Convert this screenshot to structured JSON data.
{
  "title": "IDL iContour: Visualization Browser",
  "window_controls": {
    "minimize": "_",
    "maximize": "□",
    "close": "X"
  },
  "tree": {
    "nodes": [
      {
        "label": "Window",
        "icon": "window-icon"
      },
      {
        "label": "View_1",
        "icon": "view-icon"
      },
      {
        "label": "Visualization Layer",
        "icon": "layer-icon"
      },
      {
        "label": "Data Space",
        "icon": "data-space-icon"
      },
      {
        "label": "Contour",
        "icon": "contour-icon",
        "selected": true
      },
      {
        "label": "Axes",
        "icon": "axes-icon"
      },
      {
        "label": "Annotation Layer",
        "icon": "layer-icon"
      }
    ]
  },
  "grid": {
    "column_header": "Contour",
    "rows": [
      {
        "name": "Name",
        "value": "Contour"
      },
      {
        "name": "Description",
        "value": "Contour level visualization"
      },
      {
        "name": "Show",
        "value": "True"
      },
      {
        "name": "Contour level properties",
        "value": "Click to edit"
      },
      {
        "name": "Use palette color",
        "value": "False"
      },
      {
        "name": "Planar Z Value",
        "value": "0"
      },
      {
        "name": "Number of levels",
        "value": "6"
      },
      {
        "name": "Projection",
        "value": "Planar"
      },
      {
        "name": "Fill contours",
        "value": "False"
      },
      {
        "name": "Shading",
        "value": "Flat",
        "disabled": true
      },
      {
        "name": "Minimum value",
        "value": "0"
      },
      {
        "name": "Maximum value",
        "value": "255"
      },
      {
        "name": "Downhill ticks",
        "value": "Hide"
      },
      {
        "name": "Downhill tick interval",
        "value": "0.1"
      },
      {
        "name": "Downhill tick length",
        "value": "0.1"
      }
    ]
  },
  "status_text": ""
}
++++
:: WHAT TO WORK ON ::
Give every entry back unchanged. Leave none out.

:: RESULT OF THE EXERCISE ::
Convert this screenshot to structured JSON data.
{
  "title": "IDL iContour: Visualization Browser",
  "window_controls": {
    "minimize": "_",
    "maximize": "□",
    "close": "X"
  },
  "tree": {
    "nodes": [
      {
        "label": "Window",
        "icon": "window-icon"
      },
      {
        "label": "View_1",
        "icon": "view-icon"
      },
      {
        "label": "Visualization Layer",
        "icon": "layer-icon"
      },
      {
        "label": "Data Space",
        "icon": "data-space-icon"
      },
      {
        "label": "Contour",
        "icon": "contour-icon",
        "selected": true
      },
      {
        "label": "Axes",
        "icon": "axes-icon"
      },
      {
        "label": "Annotation Layer",
        "icon": "layer-icon"
      }
    ]
  },
  "grid": {
    "column_header": "Contour",
    "rows": [
      {
        "name": "Name",
        "value": "Contour"
      },
      {
        "name": "Description",
        "value": "Contour level visualization"
      },
      {
        "name": "Show",
        "value": "True"
      },
      {
        "name": "Contour level properties",
        "value": "Click to edit"
      },
      {
        "name": "Use palette color",
        "value": "False"
      },
      {
        "name": "Planar Z Value",
        "value": "0"
      },
      {
        "name": "Number of levels",
        "value": "6"
      },
      {
        "name": "Projection",
        "value": "Planar"
      },
      {
        "name": "Fill contours",
        "value": "False"
      },
      {
        "name": "Shading",
        "value": "Flat",
        "disabled": true
      },
      {
        "name": "Minimum value",
        "value": "0"
      },
      {
        "name": "Maximum value",
        "value": "255"
      },
      {
        "name": "Downhill ticks",
        "value": "Hide"
      },
      {
        "name": "Downhill tick interval",
        "value": "0.1"
      },
      {
        "name": "Downhill tick length",
        "value": "0.1"
      }
    ]
  },
  "status_text": ""
}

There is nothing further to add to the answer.